Preventing frost damage in your garden
You’ve worked hard to cultivate plants around your home and in your garden, so don’t let a one-night frost sabotage your efforts. Get your plants prepared for potential frost and breathe easier when the nighttime temperatures drop.
What is frost?
Dew forms on plants from the moisture in the air, and freezing temperatures turn that moisture into frost. Frost damages plants by forming ice crystals in plant cells – thus freezing those cells and keeping water from getting to plant tissues and disrupting fluid movement. Then when it gets warmer, those cells can burst, or rupture. You can tell when leaves are frost damaged when they appear water-soaked, shriveled, and are dark brown or black.
How to know when frost is unavoidable
In addition to watching weather reports and checking online, you can tell when frost is on the way when there’s a dry, still and clear night without clouds, and temperatures are 45 degrees or colder at around 10 p.m.
The temperature at which frost occurs isn’t necessarily just “freezing” at 32 degrees. It depends on type of plants and the growth stage. Plants are classified by the minimum temperatures they can tolerate – hardy plants can withstand short-term freezing while tender plants are liable to be injured or die in freezing temperatures. A good first step is to learn the range of temperatures your plants can take. When living in an area prone to frost, look up the hardiness of your plants in a guide such as the Sunset Western Garden Book. Generally, a reliable garden center will only stock plants ready to be planted out in their climate zone. The plants they move indoors at night are still too tender for planting out. Frequently the knowledgeable garden center will have items signed “hardy” or “frost tender”.

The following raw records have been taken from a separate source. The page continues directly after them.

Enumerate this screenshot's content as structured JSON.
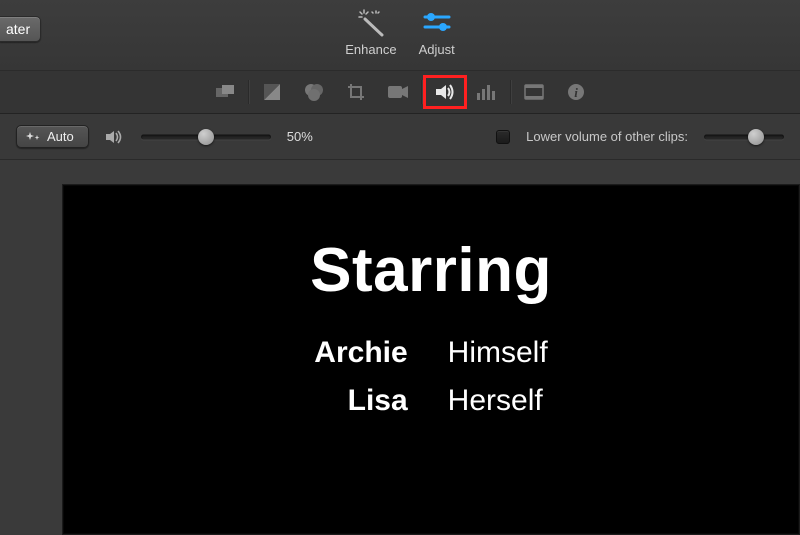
{
  "header": {
    "theater_label": "ater",
    "tools": {
      "enhance_label": "Enhance",
      "adjust_label": "Adjust"
    }
  },
  "tabs": {
    "icons": [
      "overlap-icon",
      "contrast-icon",
      "color-palette-icon",
      "crop-icon",
      "camera-icon",
      "volume-icon",
      "equalizer-icon",
      "film-icon",
      "info-icon"
    ]
  },
  "audio_controls": {
    "auto_label": "Auto",
    "volume_percent": "50%",
    "volume_slider_pos": 0.5,
    "lower_volume_label": "Lower volume of other clips:",
    "lower_volume_checked": false,
    "ducking_slider_pos": 0.65
  },
  "preview": {
    "title": "Starring",
    "credits": [
      {
        "name": "Archie",
        "role": "Himself"
      },
      {
        "name": "Lisa",
        "role": "Herself"
      }
    ]
  }
}
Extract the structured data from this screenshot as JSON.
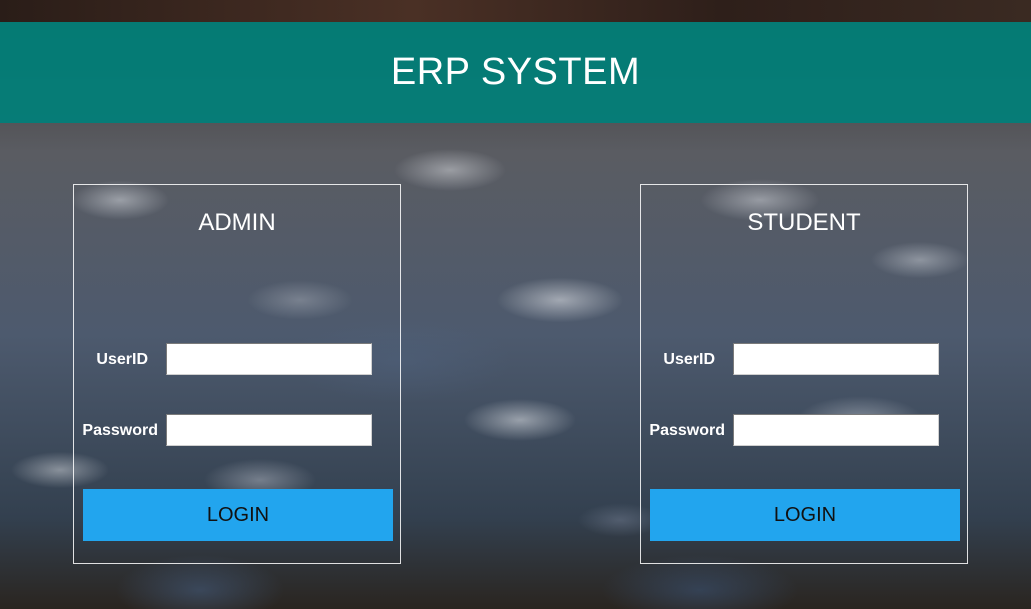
{
  "header": {
    "title": "ERP SYSTEM"
  },
  "admin": {
    "title": "ADMIN",
    "userid_label": "UserID",
    "password_label": "Password",
    "userid_value": "",
    "password_value": "",
    "login_label": "LOGIN"
  },
  "student": {
    "title": "STUDENT",
    "userid_label": "UserID",
    "password_label": "Password",
    "userid_value": "",
    "password_value": "",
    "login_label": "LOGIN"
  },
  "colors": {
    "header_bg": "#00807a",
    "button_bg": "#22a5ee",
    "text_light": "#ffffff"
  }
}
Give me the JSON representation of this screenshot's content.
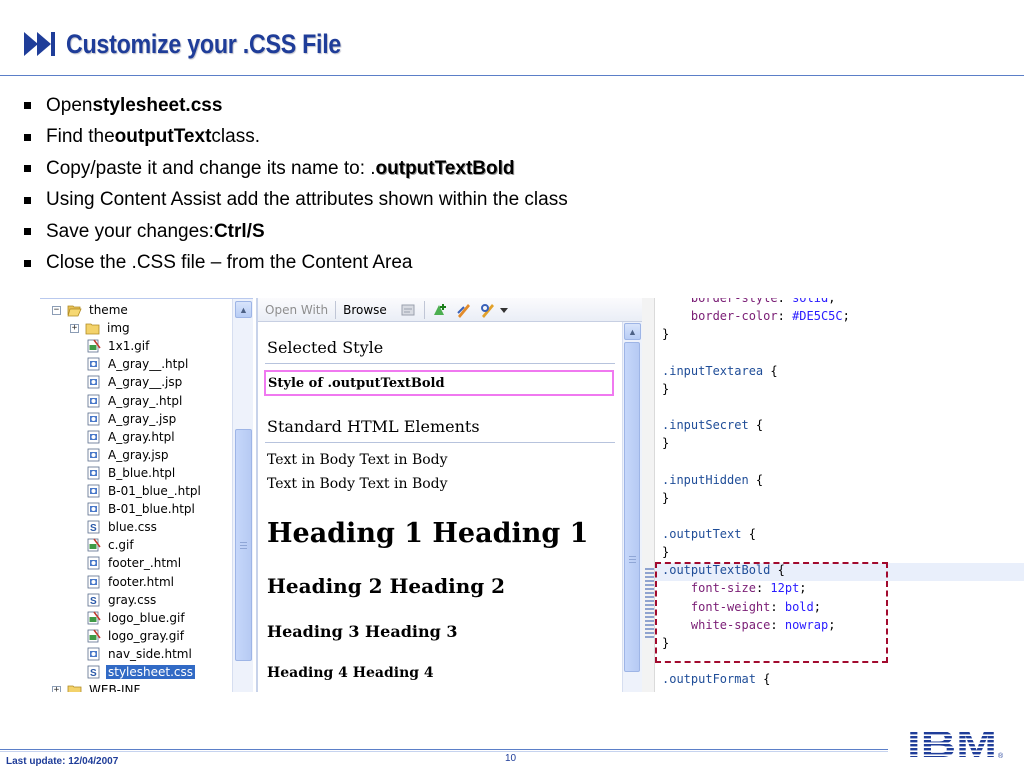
{
  "slide": {
    "title": "Customize your .CSS File",
    "bullets": [
      {
        "pre": "Open ",
        "bold": "stylesheet.css",
        "post": ""
      },
      {
        "pre": "Find the ",
        "bold": "outputText",
        "post": " class."
      },
      {
        "pre": "Copy/paste it and change its name to: .",
        "bold": "outputTextBold",
        "post": ""
      },
      {
        "pre": "Using Content Assist add the attributes shown within the class",
        "bold": "",
        "post": ""
      },
      {
        "pre": "Save your changes:  ",
        "bold": "Ctrl/S",
        "post": ""
      },
      {
        "pre": "Close the .CSS file – from the Content Area",
        "bold": "",
        "post": ""
      }
    ],
    "footer": {
      "last_update": "Last update: 12/04/2007",
      "page_number": "10",
      "logo": "IBM"
    }
  },
  "tree": {
    "items": [
      {
        "label": "theme",
        "icon": "folder-open-icon",
        "expander": "−",
        "indent": 0
      },
      {
        "label": "img",
        "icon": "folder-icon",
        "expander": "+",
        "indent": 1
      },
      {
        "label": "1x1.gif",
        "icon": "image-file-icon",
        "indent": 1
      },
      {
        "label": "A_gray__.htpl",
        "icon": "html-file-icon",
        "indent": 1
      },
      {
        "label": "A_gray__.jsp",
        "icon": "html-file-icon",
        "indent": 1
      },
      {
        "label": "A_gray_.htpl",
        "icon": "html-file-icon",
        "indent": 1
      },
      {
        "label": "A_gray_.jsp",
        "icon": "html-file-icon",
        "indent": 1
      },
      {
        "label": "A_gray.htpl",
        "icon": "html-file-icon",
        "indent": 1
      },
      {
        "label": "A_gray.jsp",
        "icon": "html-file-icon",
        "indent": 1
      },
      {
        "label": "B_blue.htpl",
        "icon": "html-file-icon",
        "indent": 1
      },
      {
        "label": "B-01_blue_.htpl",
        "icon": "html-file-icon",
        "indent": 1
      },
      {
        "label": "B-01_blue.htpl",
        "icon": "html-file-icon",
        "indent": 1
      },
      {
        "label": "blue.css",
        "icon": "css-file-icon",
        "indent": 1
      },
      {
        "label": "c.gif",
        "icon": "image-file-icon",
        "indent": 1
      },
      {
        "label": "footer_.html",
        "icon": "html-file-icon",
        "indent": 1
      },
      {
        "label": "footer.html",
        "icon": "html-file-icon",
        "indent": 1
      },
      {
        "label": "gray.css",
        "icon": "css-file-icon",
        "indent": 1
      },
      {
        "label": "logo_blue.gif",
        "icon": "image-file-icon",
        "indent": 1
      },
      {
        "label": "logo_gray.gif",
        "icon": "image-file-icon",
        "indent": 1
      },
      {
        "label": "nav_side.html",
        "icon": "html-file-icon",
        "indent": 1
      },
      {
        "label": "stylesheet.css",
        "icon": "css-file-icon",
        "indent": 1,
        "selected": true
      },
      {
        "label": "WEB-INF",
        "icon": "folder-icon",
        "expander": "+",
        "indent": 0
      }
    ]
  },
  "preview": {
    "toolbar": {
      "open_with": "Open With",
      "browse": "Browse",
      "icons": [
        "style-icon",
        "add-style-icon",
        "edit-style-icon",
        "link-style-icon",
        "dropdown-arrow-icon"
      ]
    },
    "selected_style_heading": "Selected Style",
    "selected_style_sample": "Style of .outputTextBold",
    "std_heading": "Standard HTML Elements",
    "body_line_1": "Text in Body Text in Body",
    "body_line_2": "Text in Body Text in Body",
    "h1": "Heading 1 Heading 1",
    "h2": "Heading 2 Heading 2",
    "h3": "Heading 3 Heading 3",
    "h4": "Heading 4 Heading 4"
  },
  "code": {
    "lines": [
      {
        "indent": "    ",
        "prop": "border-style",
        "val": "solid"
      },
      {
        "indent": "    ",
        "prop": "border-color",
        "val": "#DE5C5C"
      },
      {
        "text": "}"
      },
      {
        "text": ""
      },
      {
        "sel": ".inputTextarea",
        "tail": " {"
      },
      {
        "text": "}"
      },
      {
        "text": ""
      },
      {
        "sel": ".inputSecret",
        "tail": " {"
      },
      {
        "text": "}"
      },
      {
        "text": ""
      },
      {
        "sel": ".inputHidden",
        "tail": " {"
      },
      {
        "text": "}"
      },
      {
        "text": ""
      },
      {
        "sel": ".outputText",
        "tail": " {"
      },
      {
        "text": "}"
      },
      {
        "sel": ".outputTextBold",
        "tail": " {",
        "current": true
      },
      {
        "indent": "    ",
        "prop": "font-size",
        "val": "12pt"
      },
      {
        "indent": "    ",
        "prop": "font-weight",
        "val": "bold"
      },
      {
        "indent": "    ",
        "prop": "white-space",
        "val": "nowrap"
      },
      {
        "text": "}"
      },
      {
        "text": ""
      },
      {
        "sel": ".outputFormat",
        "tail": " {"
      }
    ]
  },
  "colors": {
    "title": "#1f3d99",
    "highlight_box": "#f079f0",
    "dashed_box": "#a20a2e",
    "selection": "#316ac5",
    "css_selector": "#1f4d98",
    "css_property": "#7a1d75",
    "css_value": "#2a1cff"
  }
}
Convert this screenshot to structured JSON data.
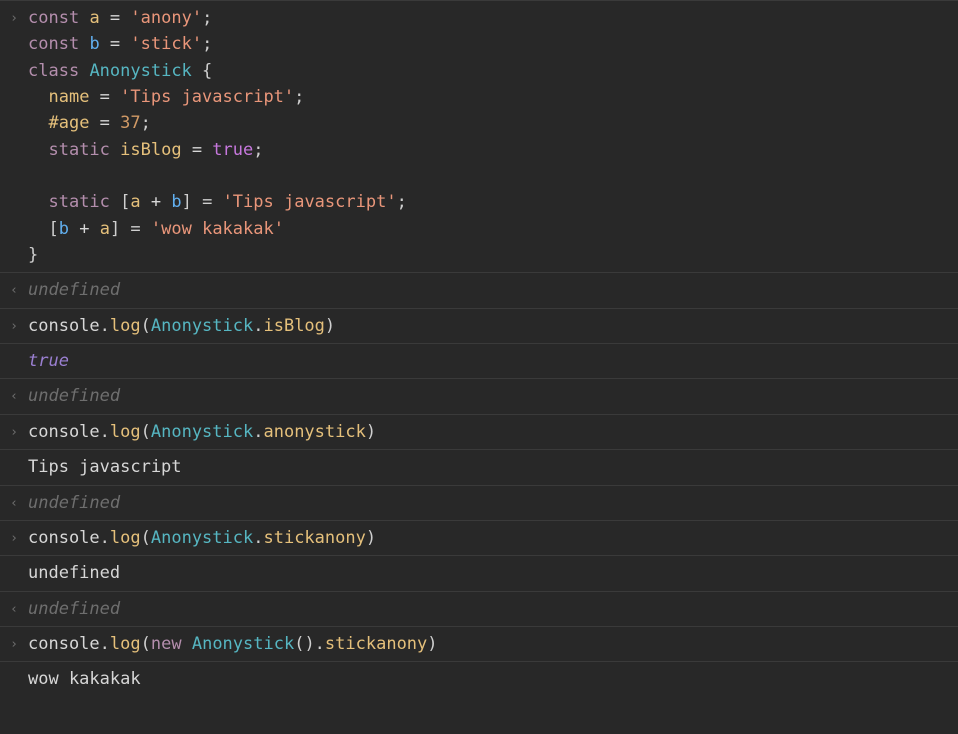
{
  "glyph": {
    "input": "›",
    "output": "‹"
  },
  "code": {
    "l1": {
      "kw": "const",
      "v": "a",
      "eq": " = ",
      "s": "'anony'",
      "end": ";"
    },
    "l2": {
      "kw": "const",
      "v": "b",
      "eq": " = ",
      "s": "'stick'",
      "end": ";"
    },
    "l3": {
      "kw": "class",
      "cls": "Anonystick",
      "brace": " {"
    },
    "l4": {
      "v": "name",
      "eq": " = ",
      "s": "'Tips javascript'",
      "end": ";"
    },
    "l5": {
      "v": "#age",
      "eq": " = ",
      "n": "37",
      "end": ";"
    },
    "l6": {
      "kw": "static",
      "v": "isBlog",
      "eq": " = ",
      "b": "true",
      "end": ";"
    },
    "l7_blank": "",
    "l8": {
      "kw": "static",
      "lb": " [",
      "a": "a",
      "plus": " + ",
      "b": "b",
      "rb": "] = ",
      "s": "'Tips javascript'",
      "end": ";"
    },
    "l9": {
      "lb": "[",
      "b": "b",
      "plus": " + ",
      "a": "a",
      "rb": "] = ",
      "s": "'wow kakakak'"
    },
    "l10": {
      "brace": "}"
    }
  },
  "r1": {
    "text": "undefined"
  },
  "r2": {
    "obj": "console",
    "dot1": ".",
    "fn": "log",
    "lp": "(",
    "cls": "Anonystick",
    "dot2": ".",
    "prop": "isBlog",
    "rp": ")"
  },
  "r2out": {
    "val": "true"
  },
  "r3": {
    "text": "undefined"
  },
  "r4": {
    "obj": "console",
    "dot1": ".",
    "fn": "log",
    "lp": "(",
    "cls": "Anonystick",
    "dot2": ".",
    "prop": "anonystick",
    "rp": ")"
  },
  "r4out": {
    "val": "Tips javascript"
  },
  "r5": {
    "text": "undefined"
  },
  "r6": {
    "obj": "console",
    "dot1": ".",
    "fn": "log",
    "lp": "(",
    "cls": "Anonystick",
    "dot2": ".",
    "prop": "stickanony",
    "rp": ")"
  },
  "r6out": {
    "val": "undefined"
  },
  "r7": {
    "text": "undefined"
  },
  "r8": {
    "obj": "console",
    "dot1": ".",
    "fn": "log",
    "lp": "(",
    "kw": "new",
    "sp": " ",
    "cls": "Anonystick",
    "call": "().",
    "prop": "stickanony",
    "rp": ")"
  },
  "r8out": {
    "val": "wow kakakak"
  }
}
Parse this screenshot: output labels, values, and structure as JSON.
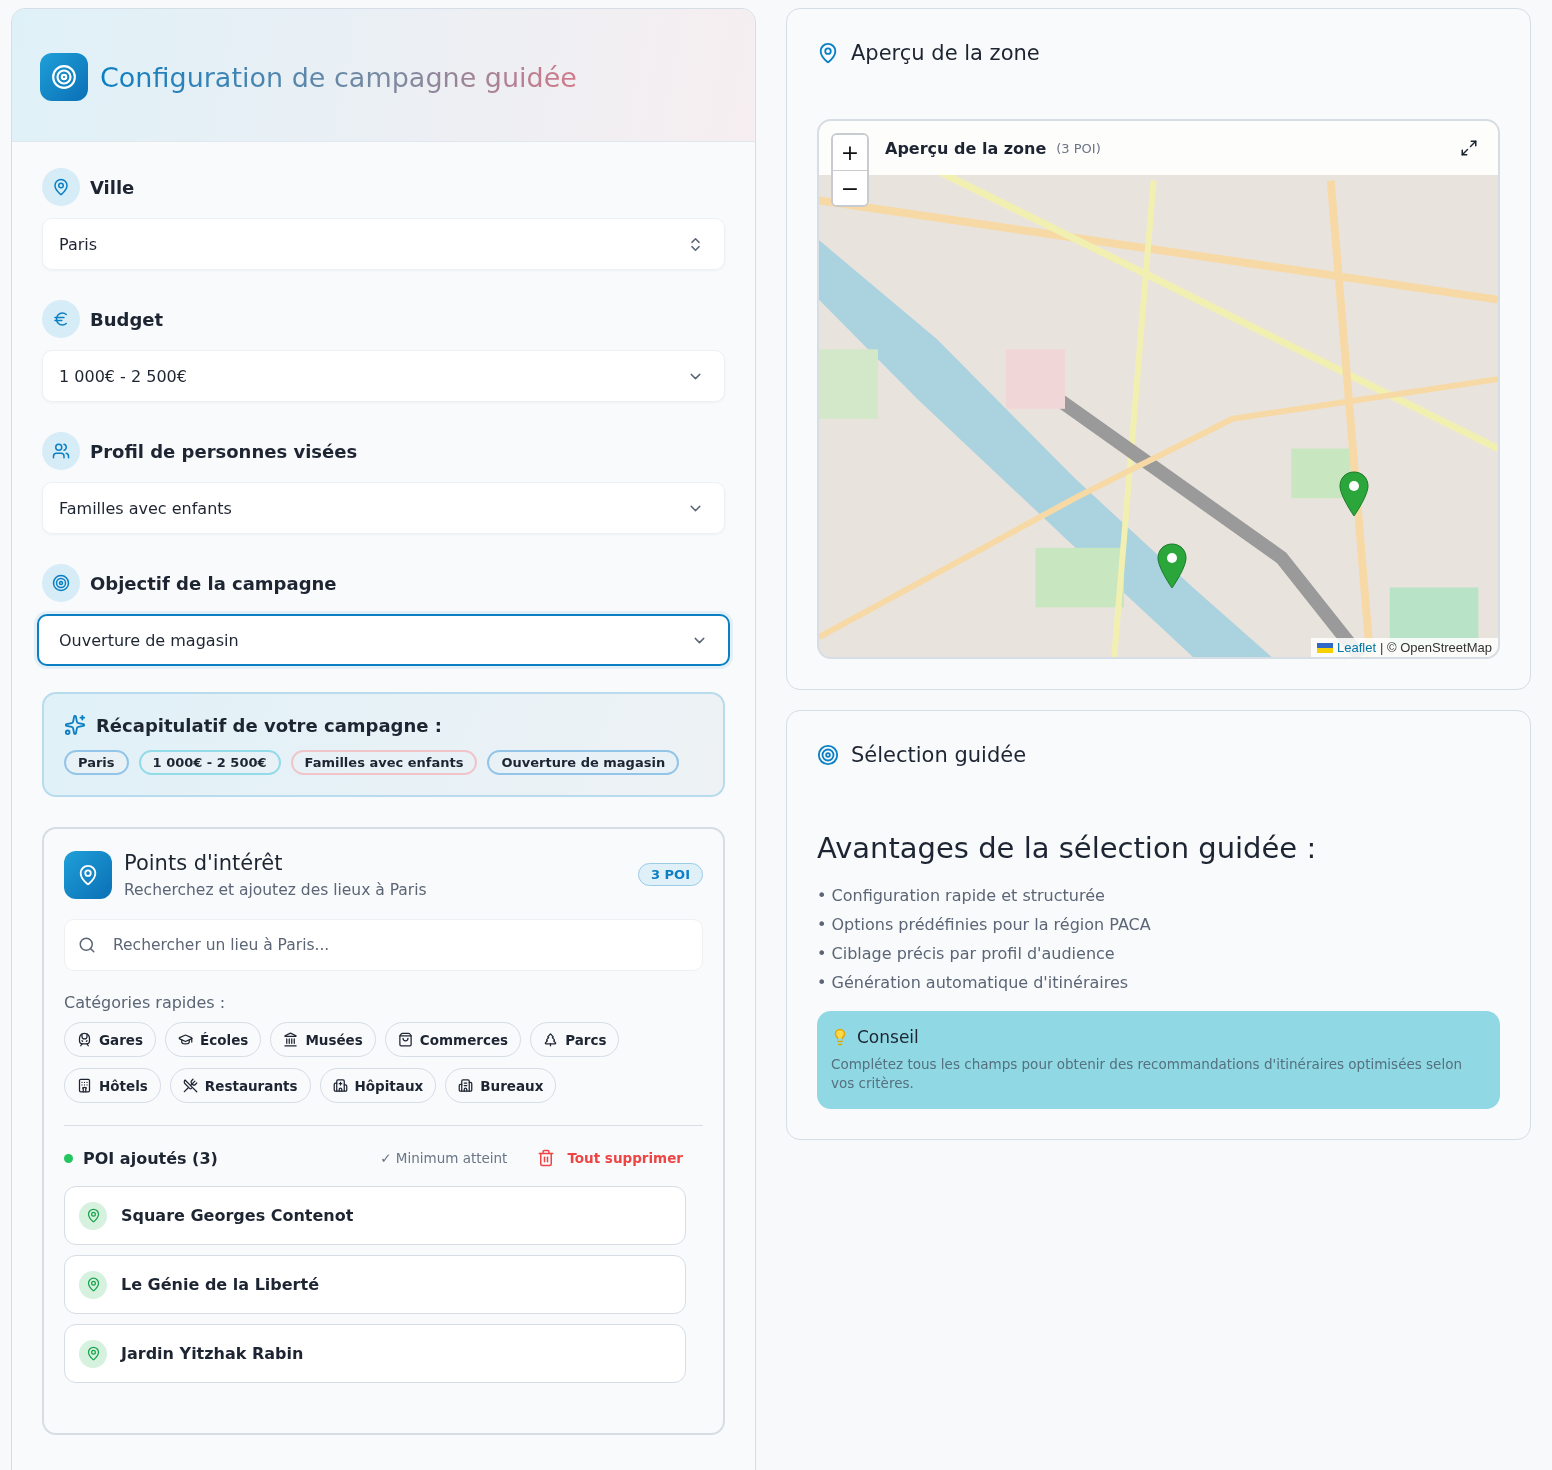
{
  "header": {
    "title": "Configuration de campagne guidée"
  },
  "fields": [
    {
      "label": "Ville",
      "value": "Paris",
      "kind": "native",
      "focused": false
    },
    {
      "label": "Budget",
      "value": "1 000€ - 2 500€",
      "kind": "dropdown",
      "focused": false
    },
    {
      "label": "Profil de personnes visées",
      "value": "Familles avec enfants",
      "kind": "dropdown",
      "focused": false
    },
    {
      "label": "Objectif de la campagne",
      "value": "Ouverture de magasin",
      "kind": "dropdown",
      "focused": true
    }
  ],
  "summary": {
    "title": "Récapitulatif de votre campagne :",
    "chips": [
      {
        "label": "Paris",
        "color": "#93c5e8"
      },
      {
        "label": "1 000€ - 2 500€",
        "color": "#93dbe8"
      },
      {
        "label": "Familles avec enfants",
        "color": "#f0c4c8"
      },
      {
        "label": "Ouverture de magasin",
        "color": "#93c5e8"
      }
    ]
  },
  "poi": {
    "title": "Points d'intérêt",
    "subtitle": "Recherchez et ajoutez des lieux à Paris",
    "badge": "3 POI",
    "search_placeholder": "Rechercher un lieu à Paris...",
    "categories_label": "Catégories rapides :",
    "categories": [
      "Gares",
      "Écoles",
      "Musées",
      "Commerces",
      "Parcs",
      "Hôtels",
      "Restaurants",
      "Hôpitaux",
      "Bureaux"
    ],
    "added_label": "POI ajoutés (3)",
    "status": "✓ Minimum atteint",
    "clear": "Tout supprimer",
    "items": [
      "Square Georges Contenot",
      "Le Génie de la Liberté",
      "Jardin Yitzhak Rabin"
    ]
  },
  "map_panel": {
    "title": "Aperçu de la zone",
    "map_title": "Aperçu de la zone",
    "map_count": "(3 POI)",
    "zoom_in": "+",
    "zoom_out": "−",
    "attribution_link": "Leaflet",
    "attribution_rest": "| © OpenStreetMap"
  },
  "guided": {
    "title": "Sélection guidée",
    "heading": "Avantages de la sélection guidée :",
    "bullets": [
      "• Configuration rapide et structurée",
      "• Options prédéfinies pour la région PACA",
      "• Ciblage précis par profil d'audience",
      "• Génération automatique d'itinéraires"
    ],
    "tip_title": "Conseil",
    "tip_text": "Complétez tous les champs pour obtenir des recommandations d'itinéraires optimisées selon vos critères."
  }
}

How to protect from frost?
There are a variety of ways to protect plants from frost damage – from long-term prevention months before a frost to covering methods the night of a potential frost.
Location is everything
You want to avoid heat radiation within your landscape, so utilize clever landscape design by choosing planting locations that will protect your plants when possible.
- Avoid planting tender plants, which are highly susceptible to frost damage, in open, exposed, or low spots where cold air causes the most damage. Place them along a south or west-facing wall that can absorb heat during the day and radiate that heat during the colder nighttime.
- Shrubs, trees, or other landscaping features such as fences can protect from wind.
- For container plants that you cannot bring inside, cluster them together in a sheltered spot near your home.
- With placement, you also want to consider soil and water drainage. You want to avoid planting in locations in which water can pool and freeze quickly.
Make sure there is enough water in the soil
- Ensure your soil will retain as much heat as possible by thoroughly watering the soil, with an exception of around succulents. This will help insulate the soil by retaining heat, protecting roots, and warming the air near the soil.
- A well-watered plant will sustain far less damage in a freeze than a thirsty plant.
- Mulching will also help maintain moisture in the ground and retain heat the plant absorbs during the day. Gardner & Bloome’s Soil Building Conditioner is a great product using as a top mulch, as well as Rogue Natural and Organic Planting Compost. Other options for mulching can be pine straw, hay, or peat moss.
Covering Your Plants
A potential frost is in the forecast and you’ve taken preventative measures of landscape design, and proper watering. Now you need to take the last steps to keep your plants warm and protected from freezing temperatures. It’s time to cover your plants, which helps lock in moisture and fight off a chance of frost.
- Cover your plants in the afternoon to create a dead air space between the plant and the outside air. A wide variety of coverings we carry will do. Options include blankets, sheets, cloth tarps, tablecloths, drop cloths, burlap bags, towels, newspaper, and other materials. A good rule of thumb is – the thicker, the better, and opaque coverings are also important.
- If you use plastic, make sure to use black plastic and elevate it above the plants because anywhere the plastic touches the plant will freeze.
- Drape the material close to the plant but not touching the foliage. You want to avoid allowing the exchange of air between the dead air space and the outside. This can be accomplished by using stakes or a makeshift frame.
- Make sure covers are long enough to reach the ground so that warm air doesn’t escape.
- Tiny holes in the material can help your plants breathe.
- For low plantings, mulch can be used as an effective cover.
- For small trees, you can increase the plant’s warmth by placing a 100-watt outdoor lamp or holiday lights in the tree’s interior, but make sure bulbs do not touch any of the covering material.
- Remove the coverings the first thing in the morning to allow your plants to absorb the sun’s heat, and also to make sure it doesn’t overheat.
What to do if plants are damaged by frost
Frost can damage plants but will not automatically kill them – plants are resilient. If there is damage, here are some tips to minimize the harm.
- Leave dead leaves and branches on the plant as they can help protect during the next freeze.
- Once all chance of frost is gone, prune off the dead material when you can see new growth emerging.
- With a loss of foliage, the plant won’t need as much water so water only enough to keep the damaged plants alive.
- Fertilize after the plant has recovered and has new growth.
For more gardening tips, you can also speak with the “Grange Gardeners” at your local Grange Co-op garden center, or visit grangecoop.com.